[DATA SECTION — start]

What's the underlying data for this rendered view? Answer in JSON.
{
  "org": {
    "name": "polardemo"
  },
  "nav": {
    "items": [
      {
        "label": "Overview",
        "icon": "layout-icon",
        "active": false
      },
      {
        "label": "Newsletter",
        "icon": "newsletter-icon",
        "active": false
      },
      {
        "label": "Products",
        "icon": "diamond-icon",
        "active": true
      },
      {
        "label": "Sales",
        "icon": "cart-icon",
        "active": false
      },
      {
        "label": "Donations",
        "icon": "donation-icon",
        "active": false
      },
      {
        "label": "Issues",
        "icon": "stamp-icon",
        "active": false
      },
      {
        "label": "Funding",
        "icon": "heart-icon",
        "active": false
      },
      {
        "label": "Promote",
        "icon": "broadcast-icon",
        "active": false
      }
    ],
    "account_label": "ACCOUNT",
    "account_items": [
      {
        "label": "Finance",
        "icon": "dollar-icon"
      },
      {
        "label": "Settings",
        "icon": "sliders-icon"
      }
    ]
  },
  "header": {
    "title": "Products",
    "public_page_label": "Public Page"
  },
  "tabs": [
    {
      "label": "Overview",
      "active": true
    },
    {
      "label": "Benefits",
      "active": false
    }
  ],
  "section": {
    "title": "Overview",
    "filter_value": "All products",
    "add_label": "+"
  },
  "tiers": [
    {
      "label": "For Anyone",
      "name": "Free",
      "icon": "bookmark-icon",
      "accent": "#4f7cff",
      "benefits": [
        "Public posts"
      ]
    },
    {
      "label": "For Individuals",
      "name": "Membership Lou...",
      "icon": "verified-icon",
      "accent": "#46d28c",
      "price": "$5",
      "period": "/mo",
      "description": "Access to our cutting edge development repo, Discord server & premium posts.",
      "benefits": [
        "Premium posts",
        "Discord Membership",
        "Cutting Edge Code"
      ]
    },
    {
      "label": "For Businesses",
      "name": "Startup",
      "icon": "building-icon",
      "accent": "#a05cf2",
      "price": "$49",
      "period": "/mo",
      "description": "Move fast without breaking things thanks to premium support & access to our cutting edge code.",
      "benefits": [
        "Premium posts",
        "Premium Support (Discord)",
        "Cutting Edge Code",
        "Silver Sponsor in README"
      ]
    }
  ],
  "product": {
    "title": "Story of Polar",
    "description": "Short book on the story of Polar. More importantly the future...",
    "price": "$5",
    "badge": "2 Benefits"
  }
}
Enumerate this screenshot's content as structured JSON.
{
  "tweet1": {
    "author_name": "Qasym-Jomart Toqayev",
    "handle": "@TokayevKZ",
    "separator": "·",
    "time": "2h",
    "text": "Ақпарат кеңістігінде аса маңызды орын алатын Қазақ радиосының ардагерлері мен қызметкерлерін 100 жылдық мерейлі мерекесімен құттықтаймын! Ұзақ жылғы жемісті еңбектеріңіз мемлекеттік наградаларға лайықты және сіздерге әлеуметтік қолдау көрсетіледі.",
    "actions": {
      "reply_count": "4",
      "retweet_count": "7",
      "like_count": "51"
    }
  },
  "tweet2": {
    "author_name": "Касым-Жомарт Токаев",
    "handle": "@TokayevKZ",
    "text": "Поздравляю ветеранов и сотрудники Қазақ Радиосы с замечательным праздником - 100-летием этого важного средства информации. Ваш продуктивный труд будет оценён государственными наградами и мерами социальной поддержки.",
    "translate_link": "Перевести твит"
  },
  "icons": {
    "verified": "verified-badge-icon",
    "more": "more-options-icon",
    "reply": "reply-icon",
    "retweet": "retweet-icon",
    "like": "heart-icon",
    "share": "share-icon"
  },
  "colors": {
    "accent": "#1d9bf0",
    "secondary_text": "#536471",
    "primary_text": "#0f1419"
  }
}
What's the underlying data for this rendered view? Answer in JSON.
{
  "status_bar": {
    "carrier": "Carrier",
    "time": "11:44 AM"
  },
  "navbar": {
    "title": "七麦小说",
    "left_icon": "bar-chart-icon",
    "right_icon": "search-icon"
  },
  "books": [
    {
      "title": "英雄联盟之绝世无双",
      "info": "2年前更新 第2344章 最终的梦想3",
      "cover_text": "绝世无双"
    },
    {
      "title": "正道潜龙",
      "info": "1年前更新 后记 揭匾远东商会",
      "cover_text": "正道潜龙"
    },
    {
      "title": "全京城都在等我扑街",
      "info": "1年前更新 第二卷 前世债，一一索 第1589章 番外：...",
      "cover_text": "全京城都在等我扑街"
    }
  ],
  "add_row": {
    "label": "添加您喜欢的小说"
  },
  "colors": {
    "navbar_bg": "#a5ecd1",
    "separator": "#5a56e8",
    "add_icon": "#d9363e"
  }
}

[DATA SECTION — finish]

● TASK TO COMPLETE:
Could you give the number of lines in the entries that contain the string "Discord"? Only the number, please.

● ANSWER FOR THE TASK:
3